The defender of human rights
Famous Greeks

The defender of human rights

Elsa Stamatopoulou is an Adjunct Professor at the Center for the Study of Ethnicity and Race at the Department of Antropology of Columbia University. Moreover, she is the Director of the Indigenous Peoples” Rights Program, at the “Institute for the Study of Human Rights”, having also served the UN for 22 years.

She was born in Athens to Greek parents with roots in the Peloponese. Her father was born at the village of Psari in Corinthia and her mother came from the village of Fychtia in Argolida.

“As a child I spent lots of time in those villages with my parents in the summer or other holidays, and I have very strong affinities to those communities”, Dr. Stamatopoulou stated.

She obtained her Law Degree from the University of Athens Law School. She did her Masters studies in the Administration of Criminal Justice at Northeastern University in Boston and her doctoral studies in Political Science and International Law at the Graduate Institute of Studies, University of Geneva.

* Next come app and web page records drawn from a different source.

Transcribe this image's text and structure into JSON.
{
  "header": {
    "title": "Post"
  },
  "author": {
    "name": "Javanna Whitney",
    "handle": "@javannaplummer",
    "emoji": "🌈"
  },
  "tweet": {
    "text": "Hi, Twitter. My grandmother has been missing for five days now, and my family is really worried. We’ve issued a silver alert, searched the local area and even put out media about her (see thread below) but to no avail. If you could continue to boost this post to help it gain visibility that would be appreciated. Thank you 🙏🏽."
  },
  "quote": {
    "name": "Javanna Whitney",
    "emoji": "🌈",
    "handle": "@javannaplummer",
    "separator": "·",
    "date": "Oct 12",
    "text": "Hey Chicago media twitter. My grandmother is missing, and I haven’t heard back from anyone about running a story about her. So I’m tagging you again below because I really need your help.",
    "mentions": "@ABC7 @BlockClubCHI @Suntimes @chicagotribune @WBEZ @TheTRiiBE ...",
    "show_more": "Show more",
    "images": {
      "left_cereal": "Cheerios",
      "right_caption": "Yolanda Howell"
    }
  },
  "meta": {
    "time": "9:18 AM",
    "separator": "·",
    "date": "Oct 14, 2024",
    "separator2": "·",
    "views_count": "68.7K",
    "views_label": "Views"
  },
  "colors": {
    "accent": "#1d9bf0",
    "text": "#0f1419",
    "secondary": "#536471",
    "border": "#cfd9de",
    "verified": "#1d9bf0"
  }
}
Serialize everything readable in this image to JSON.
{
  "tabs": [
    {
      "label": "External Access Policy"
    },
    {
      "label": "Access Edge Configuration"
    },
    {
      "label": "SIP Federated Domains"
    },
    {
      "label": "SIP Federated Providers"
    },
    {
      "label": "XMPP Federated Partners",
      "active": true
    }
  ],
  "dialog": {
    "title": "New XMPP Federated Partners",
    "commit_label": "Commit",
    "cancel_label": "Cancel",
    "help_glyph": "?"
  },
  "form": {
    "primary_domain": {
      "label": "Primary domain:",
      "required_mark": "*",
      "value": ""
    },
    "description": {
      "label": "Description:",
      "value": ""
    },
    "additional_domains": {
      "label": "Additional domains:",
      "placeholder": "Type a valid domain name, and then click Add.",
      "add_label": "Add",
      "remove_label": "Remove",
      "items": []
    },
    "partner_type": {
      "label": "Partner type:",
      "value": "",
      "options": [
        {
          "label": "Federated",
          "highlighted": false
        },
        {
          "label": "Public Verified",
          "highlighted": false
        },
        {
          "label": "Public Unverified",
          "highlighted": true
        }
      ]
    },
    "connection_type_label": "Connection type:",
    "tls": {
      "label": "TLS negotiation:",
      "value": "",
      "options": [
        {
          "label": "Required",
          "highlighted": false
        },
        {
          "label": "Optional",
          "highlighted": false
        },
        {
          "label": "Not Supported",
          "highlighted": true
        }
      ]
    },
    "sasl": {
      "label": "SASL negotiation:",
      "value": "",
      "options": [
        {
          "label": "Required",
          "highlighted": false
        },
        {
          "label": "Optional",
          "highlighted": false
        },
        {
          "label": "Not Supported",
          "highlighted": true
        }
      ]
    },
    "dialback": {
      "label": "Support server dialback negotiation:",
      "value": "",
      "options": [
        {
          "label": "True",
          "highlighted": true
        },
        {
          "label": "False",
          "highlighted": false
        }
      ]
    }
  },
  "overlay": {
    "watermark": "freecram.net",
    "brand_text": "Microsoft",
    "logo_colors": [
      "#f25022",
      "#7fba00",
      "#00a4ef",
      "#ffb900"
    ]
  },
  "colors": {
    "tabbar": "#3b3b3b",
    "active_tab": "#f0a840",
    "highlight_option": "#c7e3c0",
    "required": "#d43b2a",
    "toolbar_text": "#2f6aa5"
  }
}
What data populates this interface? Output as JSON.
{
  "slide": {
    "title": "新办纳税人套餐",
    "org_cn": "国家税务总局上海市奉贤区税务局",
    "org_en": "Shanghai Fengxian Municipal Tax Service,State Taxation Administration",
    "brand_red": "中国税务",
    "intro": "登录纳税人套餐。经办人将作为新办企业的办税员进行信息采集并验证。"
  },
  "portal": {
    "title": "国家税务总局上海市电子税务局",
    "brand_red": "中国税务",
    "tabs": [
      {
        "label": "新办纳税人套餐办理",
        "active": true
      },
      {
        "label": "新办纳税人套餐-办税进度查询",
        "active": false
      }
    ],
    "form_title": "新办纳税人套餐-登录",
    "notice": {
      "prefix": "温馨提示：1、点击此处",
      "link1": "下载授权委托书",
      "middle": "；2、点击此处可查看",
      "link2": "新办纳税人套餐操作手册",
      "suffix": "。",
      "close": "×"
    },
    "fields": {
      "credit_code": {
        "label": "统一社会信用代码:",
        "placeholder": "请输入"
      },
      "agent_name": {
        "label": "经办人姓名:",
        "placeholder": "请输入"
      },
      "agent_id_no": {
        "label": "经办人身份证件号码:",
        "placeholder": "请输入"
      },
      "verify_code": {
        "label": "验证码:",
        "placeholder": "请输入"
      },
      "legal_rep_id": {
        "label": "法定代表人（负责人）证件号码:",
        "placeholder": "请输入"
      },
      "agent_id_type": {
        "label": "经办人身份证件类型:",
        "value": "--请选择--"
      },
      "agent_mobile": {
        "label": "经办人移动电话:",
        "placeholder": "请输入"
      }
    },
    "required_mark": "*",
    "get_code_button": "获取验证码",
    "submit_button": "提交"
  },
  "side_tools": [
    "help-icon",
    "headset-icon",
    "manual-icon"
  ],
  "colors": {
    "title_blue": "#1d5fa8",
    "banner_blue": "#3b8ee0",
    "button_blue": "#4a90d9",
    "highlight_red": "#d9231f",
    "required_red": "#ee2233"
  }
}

She started working for Columbia University in 2011, after concluding her service in various positions at the UN offices in Vienna, Geneva and New York.

More specifically, she worked for the Division on Narcotic Drugs in Vienna, then in Geneva, in the Center for Human Rights, and then in New York, where she held various positions.

Since 1983, she has been working on indigenous people’s human rights issues. In 2003, she was the first Chief of the Secretariat of the UN Permanent Forum on Indigenous Issues (UNPFII).

She taught a first series of lessons on indigenous people’s rights at Columbia University and developed a program on the topic for the ISHR.

She has worked for several non-governmental organizations and has received several awards for her work, like the Ingrid Washinawatok El Issa O’Peqtaw Metaehmoh-Flying Eagle Woman Peace Justice and Sovereignty Award, the award of the NGO Committee on the Decade of the World’s Indigenous Peoples and the Eleanor Roosevelt Award of the Human Rights Center.

Her writings include articles on indigenous rights, women’s rights, victims of human rights violations, cultural rights and on the UN.

In 1998, she co-edited “The Universal Declaration of Human Rights: 50 Years and Beyond”. Her book “Cultural Rights in International Law” was published in 2007. Moreover, she oversaw the first edition of the UN publication State of the World’s Indigenous Peoples in 2009.

In Greece, she is member of the of the Cultural Association of Psariotes and of the Society of Psariotes. She is also member of the Human Rights Defense Center, the Hellenic League for Human Rights and the Greek Society for the Environment and Cultural.

She is married and has two children, Sophia and Andreas.


  Comments: 1

  1. Tove Skutnabb-Kangas

    Elsa, you were wonderful with UNDRIP! I still remember you with admiration! Tove